Methods: Wfs1KO mice were generated by homologous recombination. Both Wfs1KO and wild type (wt) male mice were mated with wt female mice. The number of litters and the number of pups were counted and pregnancy rates calculated. The motility and morphology of the sperm and the histology of testes were analysed. Serum testosterone and FSH concentrations were also measured.

Results: The pregnancy rate in wt females mated with Wfs1KO males was significantly lower than in the control group (15% vs. 32%; p < 0.05), but there was no significant difference in litter size. Analysis of male fertility showed that, in the Wfs1KO group, eight males out of 13 had pups whereas in the control group all 13 males had at least one litter. Sperm motility was not affected in Wfs1KO mice, but Wfs1KO males had less proximal bent tails (14.4 +/- 1.2% vs. 21.5 +/- 1.3 p < 0.05) and less abnormal sperm heads (22.8 +/- 1.8 vs. 31.5 +/- 3.5, p < 0.05) than wt males. Testes histology revealed significantly reduced number of spermatogonia (23.9 +/- 4.9 vs. 38.1 +/- 2.8; p < 0.05) and Sertoli cells (6.4 +/- 0.5 vs. 9.2 +/- 1.0; p < 0.05) in Wfs1KO mice. Serum testosterone and FSH concentrations did not differ between the two groups.

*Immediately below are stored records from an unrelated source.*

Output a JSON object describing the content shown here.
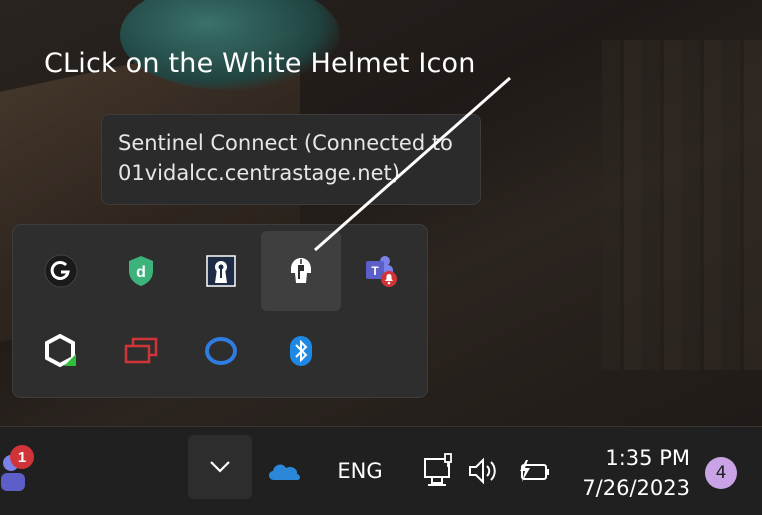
{
  "instruction": {
    "text": "CLick on the White Helmet Icon"
  },
  "tooltip": {
    "line1": "Sentinel Connect (Connected to",
    "line2": "01vidalcc.centrastage.net)"
  },
  "tray_flyout": {
    "icons": [
      {
        "name": "logitech-g-hub-icon",
        "color": "#1a1a1a"
      },
      {
        "name": "datto-shield-icon",
        "color": "#3bb37a"
      },
      {
        "name": "keyhole-lock-icon",
        "color": "#1e2b45"
      },
      {
        "name": "sentinel-helmet-icon",
        "color": "#ffffff"
      },
      {
        "name": "teams-notification-icon",
        "color": "#5b5fc7"
      },
      {
        "name": "hexagon-agent-icon",
        "color": "#ffffff"
      },
      {
        "name": "red-windows-icon",
        "color": "#d13438"
      },
      {
        "name": "blue-ring-icon",
        "color": "#2f7de1"
      },
      {
        "name": "bluetooth-icon",
        "color": "#1e88e5"
      }
    ]
  },
  "taskbar": {
    "teams_badge": "1",
    "language": "ENG",
    "time": "1:35 PM",
    "date": "7/26/2023",
    "notification_count": "4",
    "onedrive_color": "#2b88d8"
  }
}
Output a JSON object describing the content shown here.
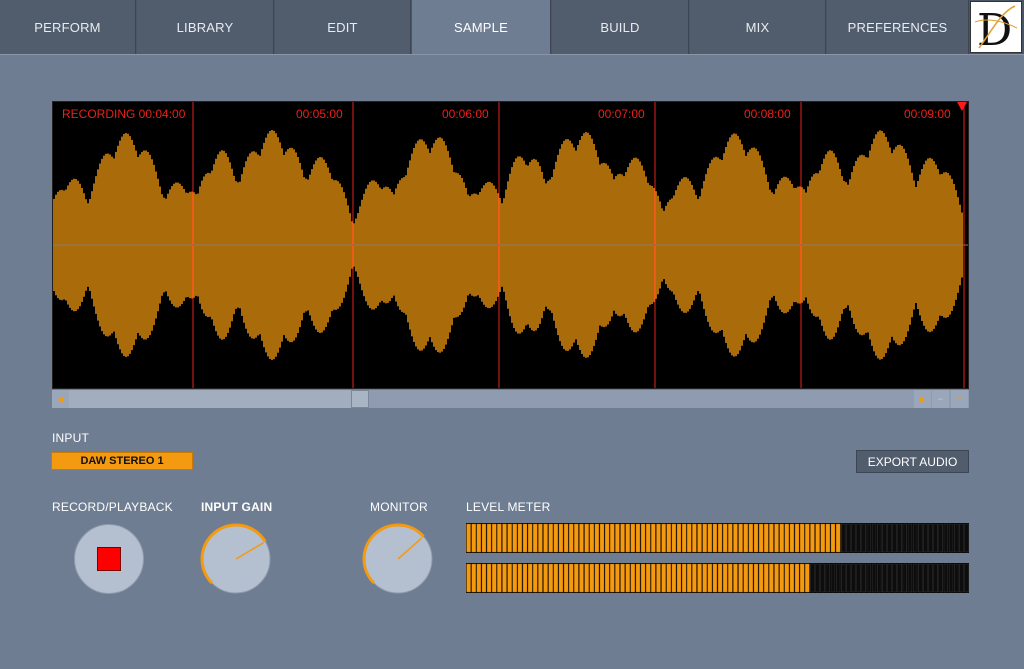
{
  "tabs": [
    {
      "label": "PERFORM",
      "active": false
    },
    {
      "label": "LIBRARY",
      "active": false
    },
    {
      "label": "EDIT",
      "active": false
    },
    {
      "label": "SAMPLE",
      "active": true
    },
    {
      "label": "BUILD",
      "active": false
    },
    {
      "label": "MIX",
      "active": false
    },
    {
      "label": "PREFERENCES",
      "active": false
    }
  ],
  "logo": {
    "icon": "d-logo-icon",
    "letter": "D"
  },
  "waveform": {
    "time_labels": [
      "RECORDING 00:04:00",
      "00:05:00",
      "00:06:00",
      "00:07:00",
      "00:08:00",
      "00:09:00"
    ],
    "wave_color": "#f39a10",
    "marker_color": "#e8201a"
  },
  "scrollbar": {
    "left_icon": "arrow-left-icon",
    "play_icon": "play-icon",
    "zoom_out_icon": "minus-icon",
    "zoom_in_icon": "plus-icon"
  },
  "input": {
    "label": "INPUT",
    "selected": "DAW STEREO 1"
  },
  "export": {
    "label": "EXPORT AUDIO"
  },
  "controls": {
    "record_label": "RECORD/PLAYBACK",
    "gain_label": "INPUT GAIN",
    "monitor_label": "MONITOR",
    "meter_label": "LEVEL METER"
  },
  "knobs": {
    "input_gain_level": 0.72,
    "monitor_level": 0.68
  },
  "level_meter": {
    "left_level": 0.74,
    "right_level": 0.68
  }
}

Conclusion: The impaired fertility of Wfs1KO male mice is most likely due to changes in sperm morphology and reduced number of spermatogenic cells. The exact mechanism through which the Wfs1 gene influences sperm morphology needs to be clarified in further studies.

Show MeSH
Related in: MedlinePlus